== STUDY MATERIAL
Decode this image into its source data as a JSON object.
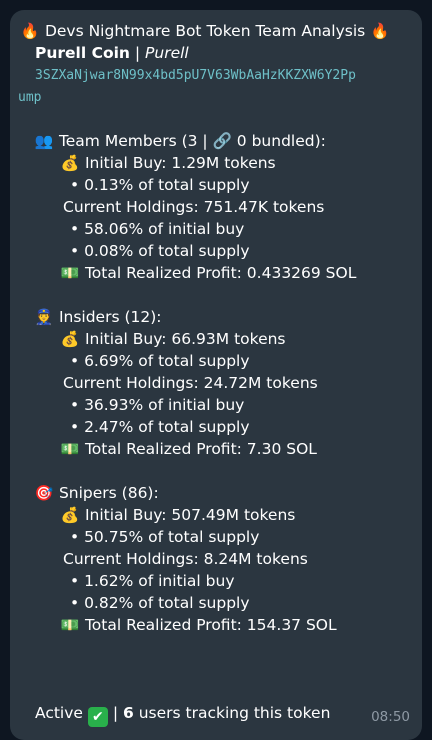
{
  "message": {
    "title": "Devs Nightmare Bot Token Team Analysis",
    "title_emoji_left": "🔥",
    "title_emoji_right": "🔥",
    "coin_name": "Purell Coin",
    "coin_sep": " | ",
    "coin_alias": "Purell",
    "address_line1": "3SZXaNjwar8N99x4bd5pU7V63WbAaHzKKZXW6Y2Pp",
    "address_line2": "ump",
    "team": {
      "emoji": "👥",
      "header": "Team Members (3 | 🔗 0 bundled):",
      "initial_buy": "Initial Buy: 1.29M tokens",
      "initial_pct": "• 0.13% of total supply",
      "current": "Current Holdings: 751.47K tokens",
      "current_pct_initial": "• 58.06% of initial buy",
      "current_pct_total": "• 0.08% of total supply",
      "profit": "Total Realized Profit: 0.433269 SOL"
    },
    "insiders": {
      "emoji": "👮",
      "header": "Insiders (12):",
      "initial_buy": "Initial Buy: 66.93M tokens",
      "initial_pct": "• 6.69% of total supply",
      "current": "Current Holdings: 24.72M tokens",
      "current_pct_initial": "• 36.93% of initial buy",
      "current_pct_total": "• 2.47% of total supply",
      "profit": "Total Realized Profit: 7.30 SOL"
    },
    "snipers": {
      "emoji": "🎯",
      "header": "Snipers (86):",
      "initial_buy": "Initial Buy: 507.49M tokens",
      "initial_pct": "• 50.75% of total supply",
      "current": "Current Holdings: 8.24M tokens",
      "current_pct_initial": "• 1.62% of initial buy",
      "current_pct_total": "• 0.82% of total supply",
      "profit": "Total Realized Profit: 154.37 SOL"
    },
    "moneybag_emoji": "💰",
    "profit_emoji": "💵",
    "footer": {
      "active": "Active",
      "check": "✔",
      "sep": " | ",
      "users_count": "6",
      "users_text": " users tracking this token"
    },
    "time": "08:50"
  }
}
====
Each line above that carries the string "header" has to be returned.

      "header": "Team Members (3 | 🔗 0 bundled):",
      "header": "Insiders (12):",
      "header": "Snipers (86):",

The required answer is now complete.